### What you are asked to do
Reproduce exactly the line that contains "Decode this image" and all lines that follow it in the records below, ending with the last one.

**** Information given

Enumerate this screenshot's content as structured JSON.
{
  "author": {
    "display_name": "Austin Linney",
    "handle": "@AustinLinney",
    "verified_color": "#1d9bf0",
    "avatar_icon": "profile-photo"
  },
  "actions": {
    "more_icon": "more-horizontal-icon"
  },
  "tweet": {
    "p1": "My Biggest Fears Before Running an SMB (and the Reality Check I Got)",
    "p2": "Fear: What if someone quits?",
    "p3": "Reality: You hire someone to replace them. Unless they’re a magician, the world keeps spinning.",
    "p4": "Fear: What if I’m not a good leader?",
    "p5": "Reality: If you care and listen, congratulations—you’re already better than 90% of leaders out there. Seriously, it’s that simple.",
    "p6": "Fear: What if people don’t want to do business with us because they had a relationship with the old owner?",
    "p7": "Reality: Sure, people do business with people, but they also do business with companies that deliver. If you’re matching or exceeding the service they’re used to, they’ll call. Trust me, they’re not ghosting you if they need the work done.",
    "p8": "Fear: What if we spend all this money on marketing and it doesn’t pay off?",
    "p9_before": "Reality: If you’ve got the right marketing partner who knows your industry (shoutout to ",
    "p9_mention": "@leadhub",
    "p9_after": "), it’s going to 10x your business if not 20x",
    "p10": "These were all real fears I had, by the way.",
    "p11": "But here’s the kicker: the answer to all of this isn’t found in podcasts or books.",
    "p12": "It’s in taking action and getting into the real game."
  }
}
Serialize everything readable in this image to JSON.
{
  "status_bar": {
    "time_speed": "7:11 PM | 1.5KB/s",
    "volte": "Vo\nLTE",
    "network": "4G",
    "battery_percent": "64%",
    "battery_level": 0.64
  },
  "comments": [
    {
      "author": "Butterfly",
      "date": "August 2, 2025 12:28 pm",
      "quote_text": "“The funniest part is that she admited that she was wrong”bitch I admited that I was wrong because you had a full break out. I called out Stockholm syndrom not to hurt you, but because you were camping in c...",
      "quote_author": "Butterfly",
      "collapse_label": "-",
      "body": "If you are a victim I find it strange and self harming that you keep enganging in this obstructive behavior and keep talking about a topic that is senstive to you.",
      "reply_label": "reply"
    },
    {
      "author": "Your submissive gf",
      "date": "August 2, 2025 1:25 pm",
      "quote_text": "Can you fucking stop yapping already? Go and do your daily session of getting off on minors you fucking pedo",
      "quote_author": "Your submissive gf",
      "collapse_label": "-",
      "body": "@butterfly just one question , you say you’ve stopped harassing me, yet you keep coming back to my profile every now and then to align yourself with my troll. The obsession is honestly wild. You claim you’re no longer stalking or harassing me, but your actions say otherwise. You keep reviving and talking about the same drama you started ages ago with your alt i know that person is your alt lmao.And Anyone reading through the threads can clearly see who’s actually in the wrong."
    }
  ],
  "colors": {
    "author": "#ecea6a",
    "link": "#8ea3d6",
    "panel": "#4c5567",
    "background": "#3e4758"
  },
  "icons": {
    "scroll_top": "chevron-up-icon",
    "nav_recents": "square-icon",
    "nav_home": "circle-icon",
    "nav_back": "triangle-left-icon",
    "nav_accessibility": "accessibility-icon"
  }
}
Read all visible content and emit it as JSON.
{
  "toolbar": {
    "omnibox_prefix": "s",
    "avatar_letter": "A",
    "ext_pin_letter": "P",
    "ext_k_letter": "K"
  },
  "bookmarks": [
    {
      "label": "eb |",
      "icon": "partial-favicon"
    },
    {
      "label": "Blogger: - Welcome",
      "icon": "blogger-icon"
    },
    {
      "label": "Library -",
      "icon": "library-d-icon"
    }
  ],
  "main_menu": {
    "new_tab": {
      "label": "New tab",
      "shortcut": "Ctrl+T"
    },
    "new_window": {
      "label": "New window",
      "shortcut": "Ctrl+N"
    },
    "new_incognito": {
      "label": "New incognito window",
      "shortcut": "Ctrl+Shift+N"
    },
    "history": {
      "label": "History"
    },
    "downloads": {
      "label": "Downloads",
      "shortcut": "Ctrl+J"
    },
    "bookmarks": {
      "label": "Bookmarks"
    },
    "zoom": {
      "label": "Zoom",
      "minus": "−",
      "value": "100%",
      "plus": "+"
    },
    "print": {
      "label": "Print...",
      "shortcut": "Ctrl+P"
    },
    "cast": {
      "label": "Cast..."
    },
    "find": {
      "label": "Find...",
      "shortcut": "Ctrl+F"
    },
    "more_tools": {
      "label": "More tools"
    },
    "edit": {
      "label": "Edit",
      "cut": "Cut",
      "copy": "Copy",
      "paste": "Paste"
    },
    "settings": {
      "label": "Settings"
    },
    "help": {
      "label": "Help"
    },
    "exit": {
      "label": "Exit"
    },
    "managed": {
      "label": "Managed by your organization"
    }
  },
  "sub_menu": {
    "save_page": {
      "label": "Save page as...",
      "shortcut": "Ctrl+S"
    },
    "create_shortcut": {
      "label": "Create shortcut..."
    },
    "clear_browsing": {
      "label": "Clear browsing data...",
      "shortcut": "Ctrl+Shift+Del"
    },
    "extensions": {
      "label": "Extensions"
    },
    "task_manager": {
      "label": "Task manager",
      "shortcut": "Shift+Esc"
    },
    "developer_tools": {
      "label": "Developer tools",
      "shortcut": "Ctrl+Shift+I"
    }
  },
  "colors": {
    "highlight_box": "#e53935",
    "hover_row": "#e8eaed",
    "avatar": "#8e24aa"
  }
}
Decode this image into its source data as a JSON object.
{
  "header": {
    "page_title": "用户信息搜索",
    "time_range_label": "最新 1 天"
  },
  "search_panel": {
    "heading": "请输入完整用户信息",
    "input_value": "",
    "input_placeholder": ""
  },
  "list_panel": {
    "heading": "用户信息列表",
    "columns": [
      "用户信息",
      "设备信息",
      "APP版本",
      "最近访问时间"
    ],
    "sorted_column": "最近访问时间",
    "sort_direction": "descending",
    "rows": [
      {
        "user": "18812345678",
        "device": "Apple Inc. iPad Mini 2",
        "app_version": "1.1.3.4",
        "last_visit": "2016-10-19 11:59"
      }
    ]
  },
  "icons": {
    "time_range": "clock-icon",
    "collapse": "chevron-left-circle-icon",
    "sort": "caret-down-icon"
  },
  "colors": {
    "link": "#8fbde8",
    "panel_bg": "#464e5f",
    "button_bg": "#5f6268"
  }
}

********

### Your response
Decode this image into its source data as a JSON object.
{
  "header": {
    "page_title": "用户信息搜索",
    "time_range_label": "最新 1 天"
  },
  "search_panel": {
    "heading": "请输入完整用户信息",
    "input_value": "",
    "input_placeholder": ""
  },
  "list_panel": {
    "heading": "用户信息列表",
    "columns": [
      "用户信息",
      "设备信息",
      "APP版本",
      "最近访问时间"
    ],
    "sorted_column": "最近访问时间",
    "sort_direction": "descending",
    "rows": [
      {
        "user": "18812345678",
        "device": "Apple Inc. iPad Mini 2",
        "app_version": "1.1.3.4",
        "last_visit": "2016-10-19 11:59"
      }
    ]
  },
  "icons": {
    "time_range": "clock-icon",
    "collapse": "chevron-left-circle-icon",
    "sort": "caret-down-icon"
  },
  "colors": {
    "link": "#8fbde8",
    "panel_bg": "#464e5f",
    "button_bg": "#5f6268"
  }
}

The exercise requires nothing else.